Whenever the word "about" turns up in a line below, that line should be copied.

═══ DATA PROVIDED ═══

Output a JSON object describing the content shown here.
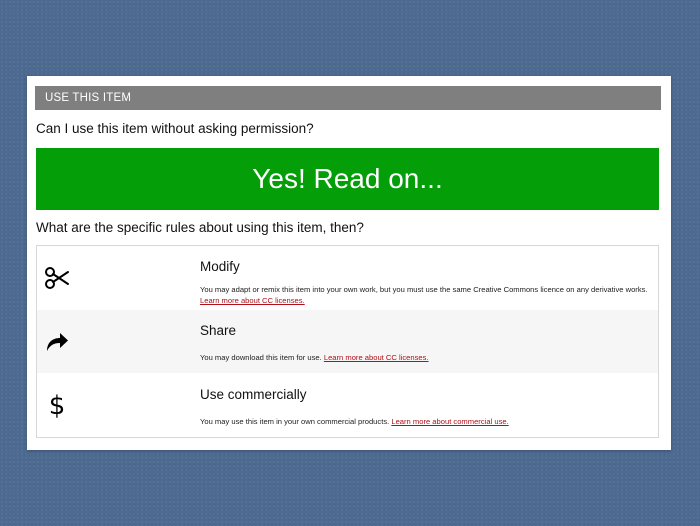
{
  "section": {
    "title": "USE THIS ITEM"
  },
  "permission": {
    "question": "Can I use this item without asking permission?",
    "answer": "Yes! Read on..."
  },
  "rules_question": "What are the specific rules about using this item, then?",
  "rules": [
    {
      "icon": "scissors-icon",
      "title": "Modify",
      "description": "You may adapt or remix this item into your own work, but you must use the same Creative Commons licence on any derivative works.",
      "link": "Learn more about CC licenses."
    },
    {
      "icon": "share-arrow-icon",
      "title": "Share",
      "description": "You may download this item for use.",
      "link": "Learn more about CC licenses."
    },
    {
      "icon": "dollar-icon",
      "title": "Use commercially",
      "description": "You may use this item in your own commercial products.",
      "link": "Learn more about commercial use."
    }
  ],
  "colors": {
    "background": "#4d6a91",
    "section_bar": "#7f7f7f",
    "yes_banner": "#049e08",
    "link": "#b0101a"
  }
}
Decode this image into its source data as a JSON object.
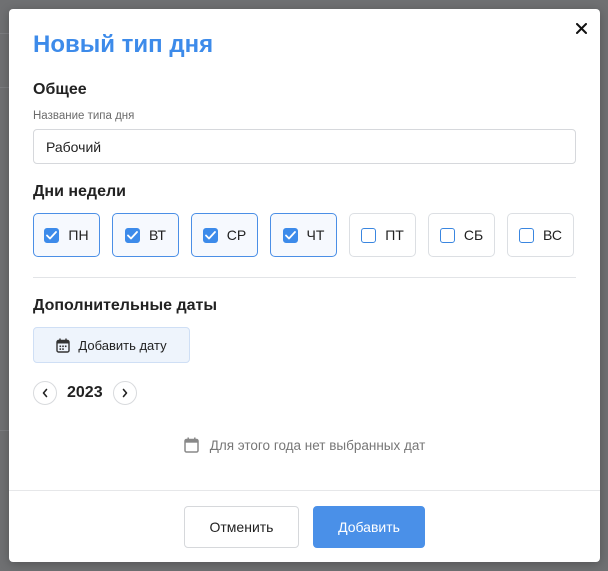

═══

▶ SOLUTION FOR THIS EXERCISE:
  "rules_question": "What are the specific rules about using this item, then?",
      "link": "Learn more about CC licenses."
      "link": "Learn more about CC licenses."
      "link": "Learn more about commercial use."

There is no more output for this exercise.